Show all lines from the data that include the word "Opcode".

START SUPPLIED RECORDS

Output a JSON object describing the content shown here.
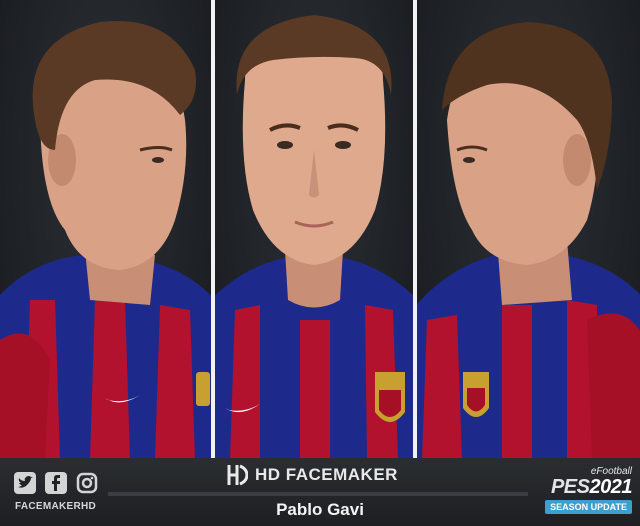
{
  "footer": {
    "handle": "FACEMAKERHD",
    "brand": "HD FACEMAKER",
    "player_name": "Pablo Gavi",
    "game_brand": "eFootball",
    "game_title": "PES",
    "game_year": "2021",
    "game_edition": "SEASON UPDATE",
    "social_icons": [
      "twitter-icon",
      "facebook-icon",
      "instagram-icon"
    ]
  },
  "images": [
    "left-profile-view",
    "front-view",
    "right-profile-view"
  ],
  "colors": {
    "jersey_blue": "#1d2a8c",
    "jersey_red": "#b3122e",
    "accent": "#3d9fd0",
    "background": "#1f2226"
  }
}
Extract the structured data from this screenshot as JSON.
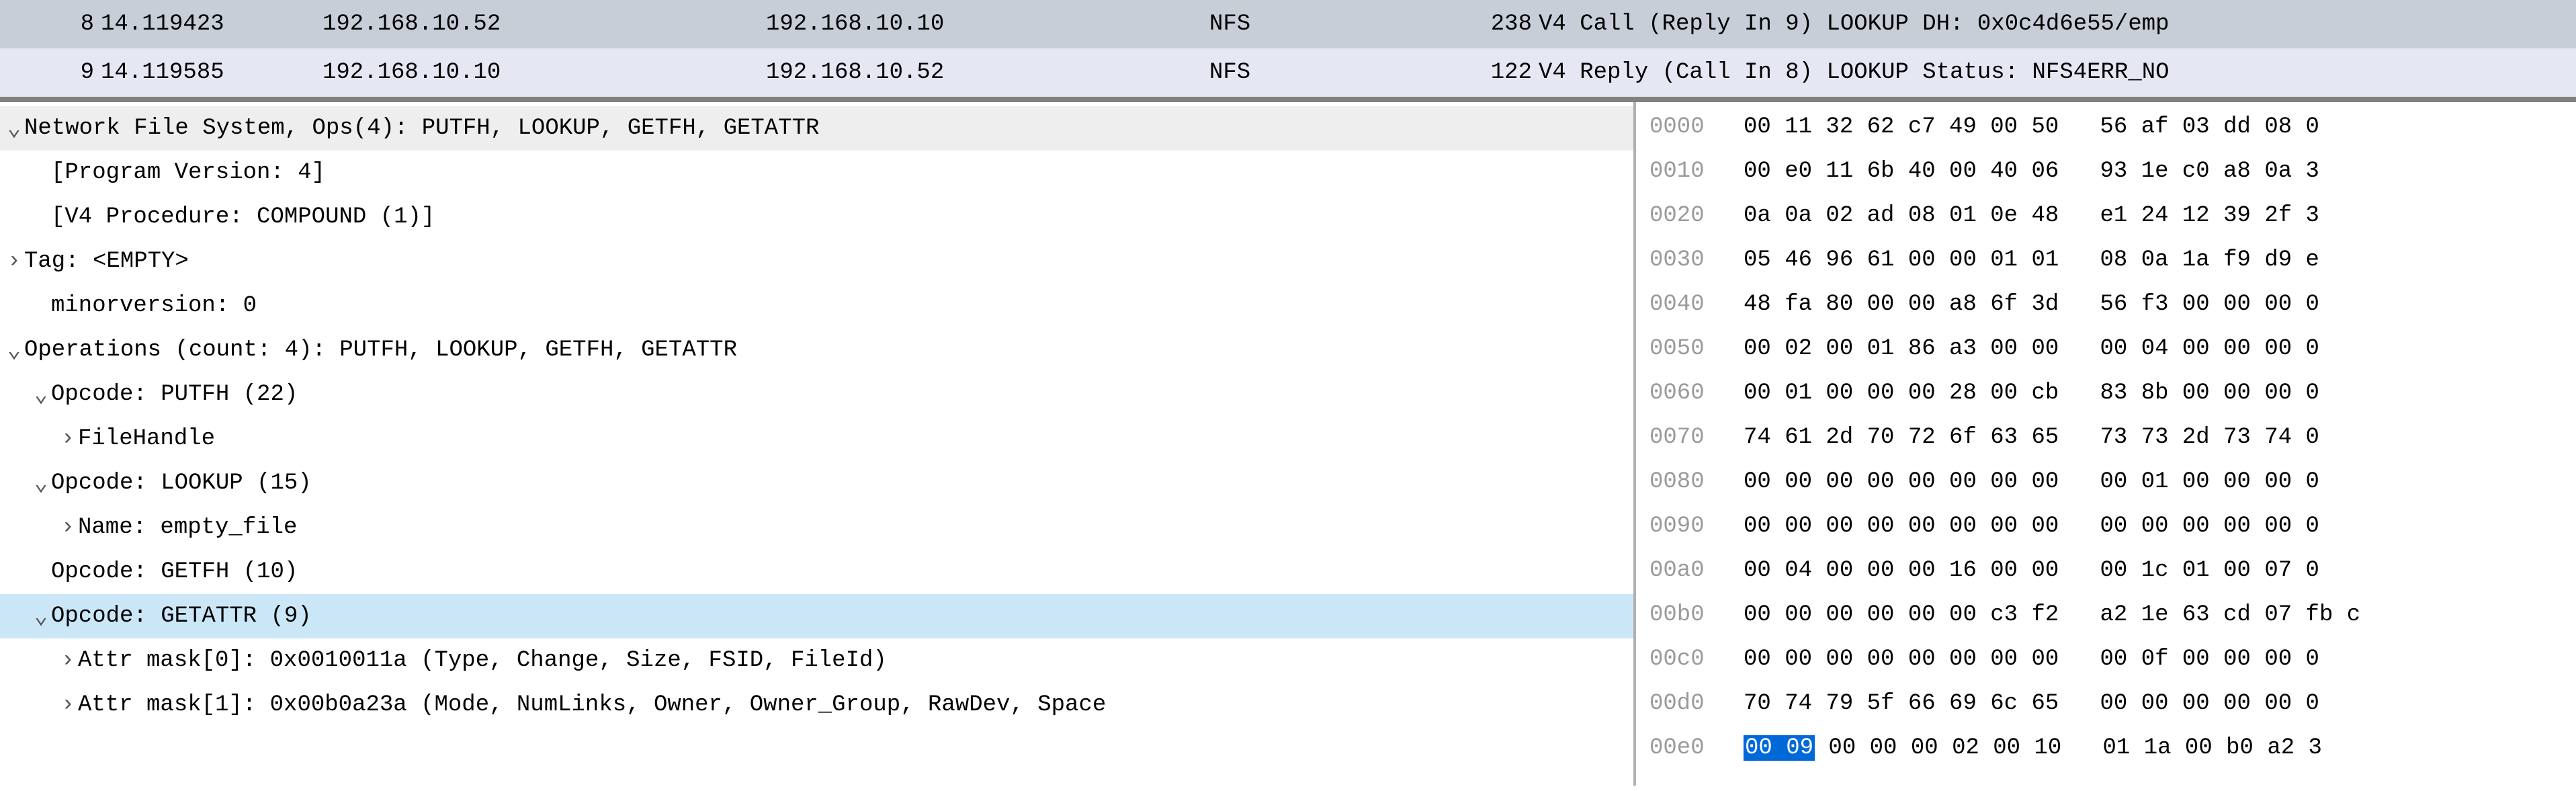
{
  "packet_list": [
    {
      "no": "8",
      "time": "14.119423",
      "src": "192.168.10.52",
      "dst": "192.168.10.10",
      "proto": "NFS",
      "len": "238",
      "info": "V4 Call (Reply In 9) LOOKUP DH: 0x0c4d6e55/emp",
      "cls": "sel"
    },
    {
      "no": "9",
      "time": "14.119585",
      "src": "192.168.10.10",
      "dst": "192.168.10.52",
      "proto": "NFS",
      "len": "122",
      "info": "V4 Reply (Call In 8) LOOKUP Status: NFS4ERR_NO",
      "cls": "alt"
    }
  ],
  "tree": [
    {
      "cls": "tree-line hdr",
      "caret": "⌄",
      "text": "Network File System, Ops(4): PUTFH, LOOKUP, GETFH, GETATTR"
    },
    {
      "cls": "tree-line indent-1",
      "caret": "",
      "text": "[Program Version: 4]"
    },
    {
      "cls": "tree-line indent-1",
      "caret": "",
      "text": "[V4 Procedure: COMPOUND (1)]"
    },
    {
      "cls": "tree-line",
      "caret": "›",
      "text": "Tag: <EMPTY>"
    },
    {
      "cls": "tree-line indent-1",
      "caret": "",
      "text": "minorversion: 0"
    },
    {
      "cls": "tree-line",
      "caret": "⌄",
      "text": "Operations (count: 4): PUTFH, LOOKUP, GETFH, GETATTR"
    },
    {
      "cls": "tree-line indent-1",
      "caret": "⌄",
      "text": "Opcode: PUTFH (22)"
    },
    {
      "cls": "tree-line indent-2",
      "caret": "›",
      "text": "FileHandle"
    },
    {
      "cls": "tree-line indent-1",
      "caret": "⌄",
      "text": "Opcode: LOOKUP (15)"
    },
    {
      "cls": "tree-line indent-2",
      "caret": "›",
      "text": "Name: empty_file"
    },
    {
      "cls": "tree-line indent-1",
      "caret": "",
      "text": "Opcode: GETFH (10)"
    },
    {
      "cls": "tree-line indent-1 sel",
      "caret": "⌄",
      "text": "Opcode: GETATTR (9)"
    },
    {
      "cls": "tree-line indent-2",
      "caret": "›",
      "text": "Attr mask[0]: 0x0010011a (Type, Change, Size, FSID, FileId)"
    },
    {
      "cls": "tree-line indent-2",
      "caret": "›",
      "text": "Attr mask[1]: 0x00b0a23a (Mode, NumLinks, Owner, Owner_Group, RawDev, Space"
    }
  ],
  "hex": [
    {
      "off": "0000",
      "b1": "00 11 32 62 c7 49 00 50",
      "b2": "56 af 03 dd 08 0"
    },
    {
      "off": "0010",
      "b1": "00 e0 11 6b 40 00 40 06",
      "b2": "93 1e c0 a8 0a 3"
    },
    {
      "off": "0020",
      "b1": "0a 0a 02 ad 08 01 0e 48",
      "b2": "e1 24 12 39 2f 3"
    },
    {
      "off": "0030",
      "b1": "05 46 96 61 00 00 01 01",
      "b2": "08 0a 1a f9 d9 e"
    },
    {
      "off": "0040",
      "b1": "48 fa 80 00 00 a8 6f 3d",
      "b2": "56 f3 00 00 00 0"
    },
    {
      "off": "0050",
      "b1": "00 02 00 01 86 a3 00 00",
      "b2": "00 04 00 00 00 0"
    },
    {
      "off": "0060",
      "b1": "00 01 00 00 00 28 00 cb",
      "b2": "83 8b 00 00 00 0"
    },
    {
      "off": "0070",
      "b1": "74 61 2d 70 72 6f 63 65",
      "b2": "73 73 2d 73 74 0"
    },
    {
      "off": "0080",
      "b1": "00 00 00 00 00 00 00 00",
      "b2": "00 01 00 00 00 0"
    },
    {
      "off": "0090",
      "b1": "00 00 00 00 00 00 00 00",
      "b2": "00 00 00 00 00 0"
    },
    {
      "off": "00a0",
      "b1": "00 04 00 00 00 16 00 00",
      "b2": "00 1c 01 00 07 0"
    },
    {
      "off": "00b0",
      "b1": "00 00 00 00 00 00 c3 f2",
      "b2": "a2 1e 63 cd 07 fb c"
    },
    {
      "off": "00c0",
      "b1": "00 00 00 00 00 00 00 00",
      "b2": "00 0f 00 00 00 0"
    },
    {
      "off": "00d0",
      "b1": "70 74 79 5f 66 69 6c 65",
      "b2": "00 00 00 00 00 0"
    },
    {
      "off": "00e0",
      "b1_hl": "00 09",
      "b1_rest": " 00 00 00 02 00 10",
      "b2": "01 1a 00 b0 a2 3"
    }
  ]
}
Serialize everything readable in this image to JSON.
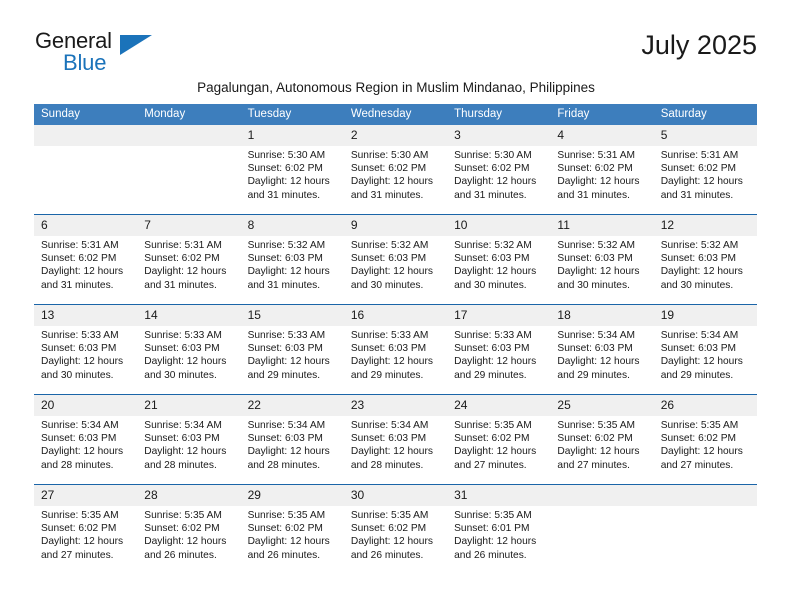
{
  "brand": {
    "name_primary": "General",
    "name_secondary": "Blue",
    "logo_icon": "triangle-flag-icon",
    "accent_color": "#1b73ba"
  },
  "header": {
    "title": "July 2025",
    "subtitle": "Pagalungan, Autonomous Region in Muslim Mindanao, Philippines"
  },
  "calendar": {
    "header_bg_color": "#3d7ebd",
    "header_text_color": "#ffffff",
    "week_divider_color": "#1b65a8",
    "daynum_bg_color": "#f0f0f0",
    "weekdays": [
      "Sunday",
      "Monday",
      "Tuesday",
      "Wednesday",
      "Thursday",
      "Friday",
      "Saturday"
    ],
    "weeks": [
      [
        {
          "day": "",
          "sunrise": "",
          "sunset": "",
          "daylight": ""
        },
        {
          "day": "",
          "sunrise": "",
          "sunset": "",
          "daylight": ""
        },
        {
          "day": "1",
          "sunrise": "Sunrise: 5:30 AM",
          "sunset": "Sunset: 6:02 PM",
          "daylight": "Daylight: 12 hours and 31 minutes."
        },
        {
          "day": "2",
          "sunrise": "Sunrise: 5:30 AM",
          "sunset": "Sunset: 6:02 PM",
          "daylight": "Daylight: 12 hours and 31 minutes."
        },
        {
          "day": "3",
          "sunrise": "Sunrise: 5:30 AM",
          "sunset": "Sunset: 6:02 PM",
          "daylight": "Daylight: 12 hours and 31 minutes."
        },
        {
          "day": "4",
          "sunrise": "Sunrise: 5:31 AM",
          "sunset": "Sunset: 6:02 PM",
          "daylight": "Daylight: 12 hours and 31 minutes."
        },
        {
          "day": "5",
          "sunrise": "Sunrise: 5:31 AM",
          "sunset": "Sunset: 6:02 PM",
          "daylight": "Daylight: 12 hours and 31 minutes."
        }
      ],
      [
        {
          "day": "6",
          "sunrise": "Sunrise: 5:31 AM",
          "sunset": "Sunset: 6:02 PM",
          "daylight": "Daylight: 12 hours and 31 minutes."
        },
        {
          "day": "7",
          "sunrise": "Sunrise: 5:31 AM",
          "sunset": "Sunset: 6:02 PM",
          "daylight": "Daylight: 12 hours and 31 minutes."
        },
        {
          "day": "8",
          "sunrise": "Sunrise: 5:32 AM",
          "sunset": "Sunset: 6:03 PM",
          "daylight": "Daylight: 12 hours and 31 minutes."
        },
        {
          "day": "9",
          "sunrise": "Sunrise: 5:32 AM",
          "sunset": "Sunset: 6:03 PM",
          "daylight": "Daylight: 12 hours and 30 minutes."
        },
        {
          "day": "10",
          "sunrise": "Sunrise: 5:32 AM",
          "sunset": "Sunset: 6:03 PM",
          "daylight": "Daylight: 12 hours and 30 minutes."
        },
        {
          "day": "11",
          "sunrise": "Sunrise: 5:32 AM",
          "sunset": "Sunset: 6:03 PM",
          "daylight": "Daylight: 12 hours and 30 minutes."
        },
        {
          "day": "12",
          "sunrise": "Sunrise: 5:32 AM",
          "sunset": "Sunset: 6:03 PM",
          "daylight": "Daylight: 12 hours and 30 minutes."
        }
      ],
      [
        {
          "day": "13",
          "sunrise": "Sunrise: 5:33 AM",
          "sunset": "Sunset: 6:03 PM",
          "daylight": "Daylight: 12 hours and 30 minutes."
        },
        {
          "day": "14",
          "sunrise": "Sunrise: 5:33 AM",
          "sunset": "Sunset: 6:03 PM",
          "daylight": "Daylight: 12 hours and 30 minutes."
        },
        {
          "day": "15",
          "sunrise": "Sunrise: 5:33 AM",
          "sunset": "Sunset: 6:03 PM",
          "daylight": "Daylight: 12 hours and 29 minutes."
        },
        {
          "day": "16",
          "sunrise": "Sunrise: 5:33 AM",
          "sunset": "Sunset: 6:03 PM",
          "daylight": "Daylight: 12 hours and 29 minutes."
        },
        {
          "day": "17",
          "sunrise": "Sunrise: 5:33 AM",
          "sunset": "Sunset: 6:03 PM",
          "daylight": "Daylight: 12 hours and 29 minutes."
        },
        {
          "day": "18",
          "sunrise": "Sunrise: 5:34 AM",
          "sunset": "Sunset: 6:03 PM",
          "daylight": "Daylight: 12 hours and 29 minutes."
        },
        {
          "day": "19",
          "sunrise": "Sunrise: 5:34 AM",
          "sunset": "Sunset: 6:03 PM",
          "daylight": "Daylight: 12 hours and 29 minutes."
        }
      ],
      [
        {
          "day": "20",
          "sunrise": "Sunrise: 5:34 AM",
          "sunset": "Sunset: 6:03 PM",
          "daylight": "Daylight: 12 hours and 28 minutes."
        },
        {
          "day": "21",
          "sunrise": "Sunrise: 5:34 AM",
          "sunset": "Sunset: 6:03 PM",
          "daylight": "Daylight: 12 hours and 28 minutes."
        },
        {
          "day": "22",
          "sunrise": "Sunrise: 5:34 AM",
          "sunset": "Sunset: 6:03 PM",
          "daylight": "Daylight: 12 hours and 28 minutes."
        },
        {
          "day": "23",
          "sunrise": "Sunrise: 5:34 AM",
          "sunset": "Sunset: 6:03 PM",
          "daylight": "Daylight: 12 hours and 28 minutes."
        },
        {
          "day": "24",
          "sunrise": "Sunrise: 5:35 AM",
          "sunset": "Sunset: 6:02 PM",
          "daylight": "Daylight: 12 hours and 27 minutes."
        },
        {
          "day": "25",
          "sunrise": "Sunrise: 5:35 AM",
          "sunset": "Sunset: 6:02 PM",
          "daylight": "Daylight: 12 hours and 27 minutes."
        },
        {
          "day": "26",
          "sunrise": "Sunrise: 5:35 AM",
          "sunset": "Sunset: 6:02 PM",
          "daylight": "Daylight: 12 hours and 27 minutes."
        }
      ],
      [
        {
          "day": "27",
          "sunrise": "Sunrise: 5:35 AM",
          "sunset": "Sunset: 6:02 PM",
          "daylight": "Daylight: 12 hours and 27 minutes."
        },
        {
          "day": "28",
          "sunrise": "Sunrise: 5:35 AM",
          "sunset": "Sunset: 6:02 PM",
          "daylight": "Daylight: 12 hours and 26 minutes."
        },
        {
          "day": "29",
          "sunrise": "Sunrise: 5:35 AM",
          "sunset": "Sunset: 6:02 PM",
          "daylight": "Daylight: 12 hours and 26 minutes."
        },
        {
          "day": "30",
          "sunrise": "Sunrise: 5:35 AM",
          "sunset": "Sunset: 6:02 PM",
          "daylight": "Daylight: 12 hours and 26 minutes."
        },
        {
          "day": "31",
          "sunrise": "Sunrise: 5:35 AM",
          "sunset": "Sunset: 6:01 PM",
          "daylight": "Daylight: 12 hours and 26 minutes."
        },
        {
          "day": "",
          "sunrise": "",
          "sunset": "",
          "daylight": ""
        },
        {
          "day": "",
          "sunrise": "",
          "sunset": "",
          "daylight": ""
        }
      ]
    ]
  }
}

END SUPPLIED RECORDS

RESPONSE AREA:
      "text": "Opcode: PUTFH (22)"
      "text": "Opcode: LOOKUP (15)"
      "text": "Opcode: GETFH (10)"
      "text": "Opcode: GETATTR (9)"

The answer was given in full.